**Aim of the exercise**
Your answer must be one number: the count of lines below that hold the word "face".

******************************

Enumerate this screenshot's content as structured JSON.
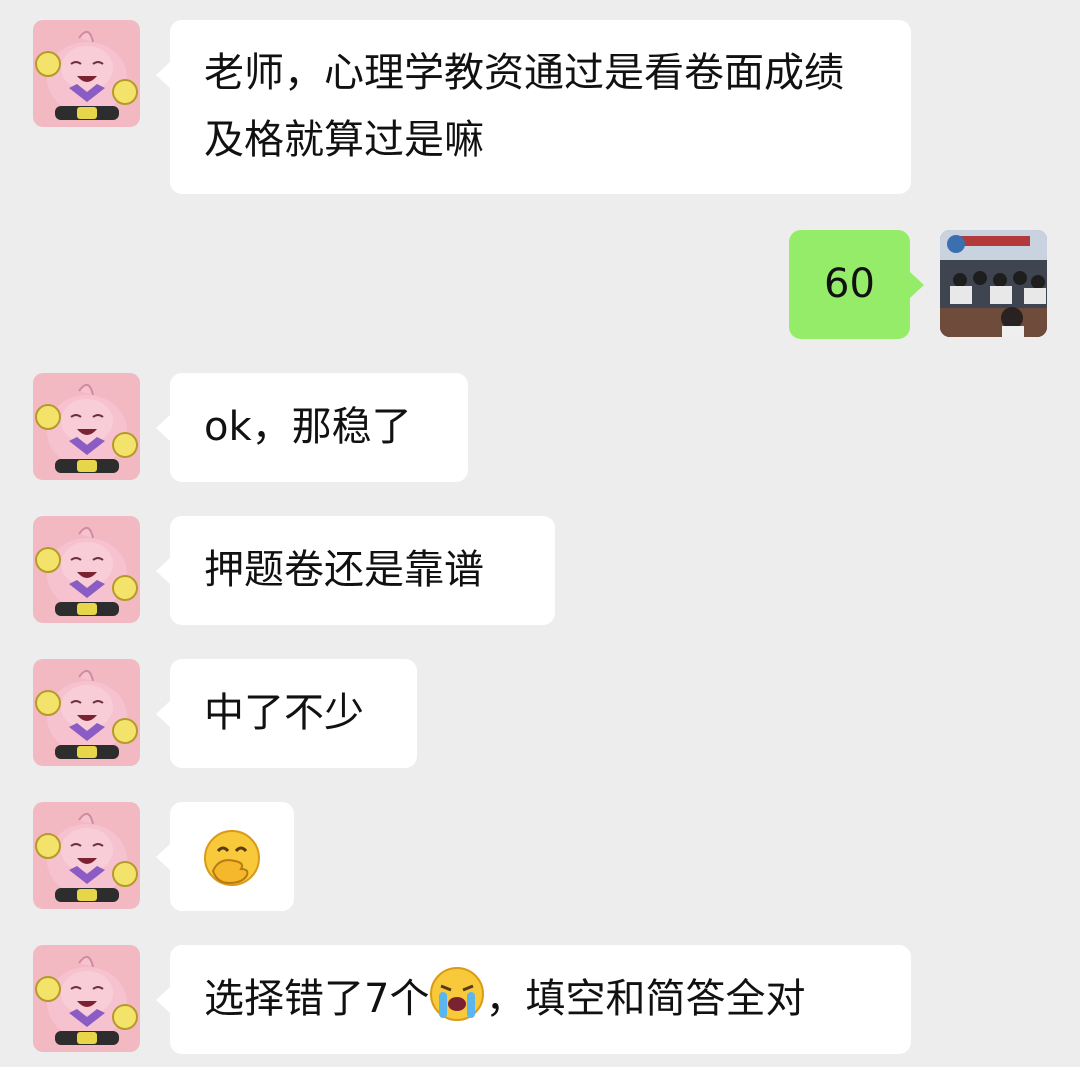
{
  "messages": [
    {
      "sender": "other",
      "text": "老师，心理学教资通过是看卷面成绩及格就算过是嘛"
    },
    {
      "sender": "me",
      "text": "60"
    },
    {
      "sender": "other",
      "text": "ok，那稳了"
    },
    {
      "sender": "other",
      "text": "押题卷还是靠谱"
    },
    {
      "sender": "other",
      "text": "中了不少"
    },
    {
      "sender": "other",
      "emoji": "face-with-hand-over-mouth-emoji"
    },
    {
      "sender": "other",
      "text_before": "选择错了7个",
      "emoji": "loudly-crying-face-emoji",
      "text_after": "，填空和简答全对"
    }
  ],
  "colors": {
    "background": "#ededed",
    "incoming_bubble": "#ffffff",
    "outgoing_bubble": "#95ec69",
    "text": "#111111"
  },
  "avatars": {
    "other": "cartoon-character-avatar",
    "me": "meeting-room-photo-avatar"
  }
}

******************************

**Solution for this problem**
2